The victims began submitting their statements to the ICC judges in late November after ICC prosecutor Fatou Bensouda asked the court for authorization to begin a formal probe of possible war crimes committed in Afghanistan, saying, “there is a reasonable basis to believe that war crimes and crimes against humanity have been committed in connection with the armed conflict in Afghanistan.” The development, said Solomon Sacco, head of international justice at Amnesty International, was “a seminal moment for the ICC.” Continue reading →
A new report by The Intercept contends that a group of pro-Trump operatives may be attempting to form a paramilitary spy network to oppose the “Deep State” intelligence community. According to their sources, the effort is being led by Blackwater founder Erik Prince and a retired CIA officer. They have received support and assistance from Oliver North. The proposals, which are reportedly being considered by the Trump administration, may create a rogue intelligence apparatus that reports directly to Trump and CIA Director Pompeo — and no one else.
Prince categorically denies the allegations, but a former senior U.S. intelligence official who claims to have firsthand knowledge of the proposals says the network would circumvent the CIA and other intelligence agencies. Continue reading →
President Donald Trump is reportedly gearing up to roll back even the most limited restrictions on U.S. drone operations overseas, further opening the door for the expansion of airstrikes and commando raids into nations like the Philippines and Nigeria and setting the stage for an upsurge in civilian casualties—already at record highs in Afghanistan and soaring in Iraq, Syria, and Yemen.
Zeke Johnson, senior director of programs for Amnesty International USA, told the New York Times in an interview that while Obama-era restrictions on drone strikes “fell far short on human rights protections,” any move to water down drone warfare rules even further would be a “grave mistake.” Continue reading →
The seal of the Central Intelligence Agency inlaid in the floor of the main lobby of the Original Headquarters Building. Photo by user:Duffman (Own work) [Public domain], via Wikimedia Commons
On Monday, President Trump tweeted birthday wishes to the Air Force and the CIA. Both became official organizations 70 years ago on September 18, 1947, with the implementation of the National Security Act of 1947.

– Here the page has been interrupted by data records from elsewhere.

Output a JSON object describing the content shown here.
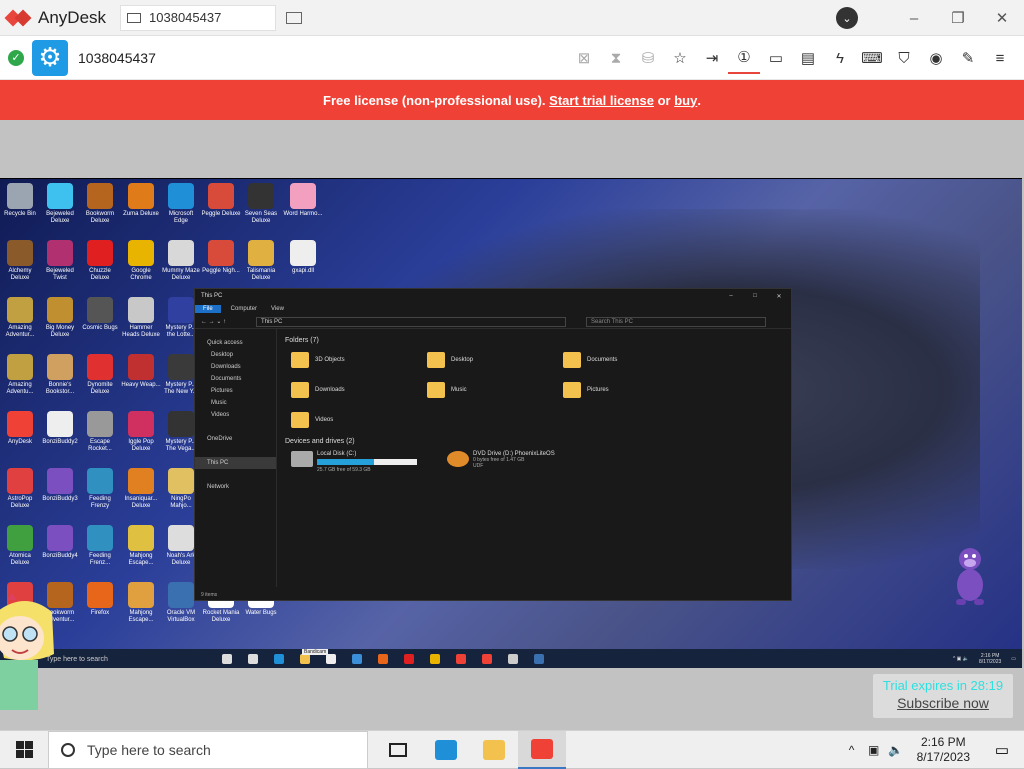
{
  "window": {
    "app_name": "AnyDesk",
    "tab_address": "1038045437",
    "profile_icon": "profile-icon",
    "controls": [
      "minimize-icon",
      "maximize-icon",
      "close-icon"
    ]
  },
  "toolbar": {
    "remote_id": "1038045437",
    "status_icon": "checkmark-icon",
    "tools": [
      {
        "name": "privacy-icon",
        "glyph": "⊠",
        "dim": true
      },
      {
        "name": "hourglass-icon",
        "glyph": "⧗",
        "dim": true
      },
      {
        "name": "database-icon",
        "glyph": "⛁",
        "dim": true
      },
      {
        "name": "favorite-star-icon",
        "glyph": "☆",
        "dim": false
      },
      {
        "name": "file-transfer-icon",
        "glyph": "⇥",
        "dim": false
      },
      {
        "name": "monitor-1-icon",
        "glyph": "①",
        "dim": false
      },
      {
        "name": "display-icon",
        "glyph": "▭",
        "dim": false
      },
      {
        "name": "chat-icon",
        "glyph": "▤",
        "dim": false
      },
      {
        "name": "actions-bolt-icon",
        "glyph": "ϟ",
        "dim": false
      },
      {
        "name": "keyboard-icon",
        "glyph": "⌨",
        "dim": false
      },
      {
        "name": "permissions-shield-icon",
        "glyph": "⛉",
        "dim": false
      },
      {
        "name": "record-icon",
        "glyph": "◉",
        "dim": false
      },
      {
        "name": "pen-icon",
        "glyph": "✎",
        "dim": false
      },
      {
        "name": "menu-icon",
        "glyph": "≡",
        "dim": false
      }
    ]
  },
  "banner": {
    "prefix": "Free license (non-professional use).",
    "trial_link": "Start trial license",
    "or": "or",
    "buy_link": "buy",
    "suffix": "."
  },
  "remote": {
    "desktop_icons": [
      {
        "label": "Recycle Bin",
        "color": "#9aa5b1"
      },
      {
        "label": "Bejeweled Deluxe",
        "color": "#3fc1f0"
      },
      {
        "label": "Bookworm Deluxe",
        "color": "#b5651d"
      },
      {
        "label": "Zuma Deluxe",
        "color": "#e07b1a"
      },
      {
        "label": "Microsoft Edge",
        "color": "#1f8fd8"
      },
      {
        "label": "Peggle Deluxe",
        "color": "#d84a3a"
      },
      {
        "label": "Seven Seas Deluxe",
        "color": "#333"
      },
      {
        "label": "Word Harmo...",
        "color": "#f3a0c0"
      },
      {
        "label": "Alchemy Deluxe",
        "color": "#8a5a2b"
      },
      {
        "label": "Bejeweled Twist",
        "color": "#b03070"
      },
      {
        "label": "Chuzzle Deluxe",
        "color": "#e02020"
      },
      {
        "label": "Google Chrome",
        "color": "#e8b400"
      },
      {
        "label": "Mummy Maze Deluxe",
        "color": "#d8d8d8"
      },
      {
        "label": "Peggle Nigh...",
        "color": "#d84a3a"
      },
      {
        "label": "Talismania Deluxe",
        "color": "#e0b040"
      },
      {
        "label": "gxapi.dll",
        "color": "#eeeeee"
      },
      {
        "label": "Amazing Adventur...",
        "color": "#c0a040"
      },
      {
        "label": "Big Money Deluxe",
        "color": "#c09030"
      },
      {
        "label": "Cosmic Bugs",
        "color": "#555"
      },
      {
        "label": "Hammer Heads Deluxe",
        "color": "#c8c8c8"
      },
      {
        "label": "Mystery P... the Lotte...",
        "color": "#3040a0"
      },
      {
        "label": "Amazing Adventu...",
        "color": "#c0a040"
      },
      {
        "label": "Bonnie's Bookstor...",
        "color": "#d0a060"
      },
      {
        "label": "Dynomite Deluxe",
        "color": "#e03030"
      },
      {
        "label": "Heavy Weap...",
        "color": "#c03030"
      },
      {
        "label": "Mystery P... The New Y...",
        "color": "#3a3a3a"
      },
      {
        "label": "AnyDesk",
        "color": "#ef4136"
      },
      {
        "label": "BonziBuddy2",
        "color": "#eeeeee"
      },
      {
        "label": "Escape Rocket...",
        "color": "#999"
      },
      {
        "label": "Iggle Pop Deluxe",
        "color": "#d03060"
      },
      {
        "label": "Mystery P... The Vega...",
        "color": "#333"
      },
      {
        "label": "AstroPop Deluxe",
        "color": "#e04040"
      },
      {
        "label": "BonziBuddy3",
        "color": "#7b4fc0"
      },
      {
        "label": "Feeding Frenzy",
        "color": "#3090c0"
      },
      {
        "label": "Insaniquar... Deluxe",
        "color": "#e08020"
      },
      {
        "label": "NingPo Mahjo...",
        "color": "#e0c060"
      },
      {
        "label": "Atomica Deluxe",
        "color": "#40a040"
      },
      {
        "label": "BonziBuddy4",
        "color": "#7b4fc0"
      },
      {
        "label": "Feeding Frenz...",
        "color": "#3090c0"
      },
      {
        "label": "Mahjong Escape...",
        "color": "#e0c040"
      },
      {
        "label": "Noah's Ark Deluxe",
        "color": "#ddd"
      },
      {
        "label": "",
        "color": "#e04040"
      },
      {
        "label": "Bookworm Adventur...",
        "color": "#b5651d"
      },
      {
        "label": "Firefox",
        "color": "#e8661a"
      },
      {
        "label": "Mahjong Escape...",
        "color": "#e0a040"
      },
      {
        "label": "Oracle VM VirtualBox",
        "color": "#3a6fb0"
      },
      {
        "label": "Rocket Mania Deluxe",
        "color": "#ffffff"
      },
      {
        "label": "Water Bugs",
        "color": "#ffffff"
      }
    ],
    "explorer": {
      "title": "This PC",
      "ribbon": [
        "File",
        "Computer",
        "View"
      ],
      "path": "This PC",
      "search_placeholder": "Search This PC",
      "nav": [
        {
          "label": "Quick access",
          "sub": false,
          "on": false
        },
        {
          "label": "Desktop",
          "sub": true,
          "on": false
        },
        {
          "label": "Downloads",
          "sub": true,
          "on": false
        },
        {
          "label": "Documents",
          "sub": true,
          "on": false
        },
        {
          "label": "Pictures",
          "sub": true,
          "on": false
        },
        {
          "label": "Music",
          "sub": true,
          "on": false
        },
        {
          "label": "Videos",
          "sub": true,
          "on": false
        },
        {
          "label": "",
          "sub": false,
          "on": false
        },
        {
          "label": "OneDrive",
          "sub": false,
          "on": false
        },
        {
          "label": "",
          "sub": false,
          "on": false
        },
        {
          "label": "This PC",
          "sub": false,
          "on": true
        },
        {
          "label": "",
          "sub": false,
          "on": false
        },
        {
          "label": "Network",
          "sub": false,
          "on": false
        }
      ],
      "folders_header": "Folders (7)",
      "folders": [
        "3D Objects",
        "Desktop",
        "Documents",
        "Downloads",
        "Music",
        "Pictures",
        "Videos"
      ],
      "drives_header": "Devices and drives (2)",
      "drives": [
        {
          "name": "Local Disk (C:)",
          "detail": "25.7 GB free of 59.3 GB",
          "fill": 0.57,
          "dvd": false
        },
        {
          "name": "DVD Drive (D:) PhoenixLiteOS",
          "detail": "0 bytes free of 1.47 GB",
          "detail2": "UDF",
          "fill": null,
          "dvd": true
        }
      ],
      "status": "9 items"
    },
    "taskbar": {
      "search": "Type here to search",
      "tooltip": "Bandicam",
      "time": "2:16 PM",
      "date": "8/17/2023",
      "apps": [
        "#ddd",
        "#ddd",
        "#1f8fd8",
        "#f2c14e",
        "#eee",
        "#3a8fd8",
        "#e8661a",
        "#e02020",
        "#e8b400",
        "#ef4136",
        "#ef4136",
        "#ccc",
        "#3a6fb0"
      ]
    }
  },
  "trial": {
    "text": "Trial expires in 28:19",
    "link": "Subscribe now"
  },
  "taskbar": {
    "search_placeholder": "Type here to search",
    "time": "2:16 PM",
    "date": "8/17/2023",
    "apps": [
      {
        "name": "task-view-icon",
        "color": "#222",
        "active": false,
        "hl": false
      },
      {
        "name": "edge-icon",
        "color": "#1f8fd8",
        "active": false,
        "hl": false
      },
      {
        "name": "file-explorer-icon",
        "color": "#f2c14e",
        "active": false,
        "hl": false
      },
      {
        "name": "anydesk-icon",
        "color": "#ef4136",
        "active": true,
        "hl": true
      }
    ]
  },
  "colors": {
    "banner": "#ef4136",
    "accent": "#1f9be6",
    "trial_text": "#2ee0df"
  }
}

After spending years as a wartime intelligence agency called the Office of Strategic Services, the agency was solidified as a key player in the federal government’s operations with then-President Harry Truman’s authorization. Continue reading →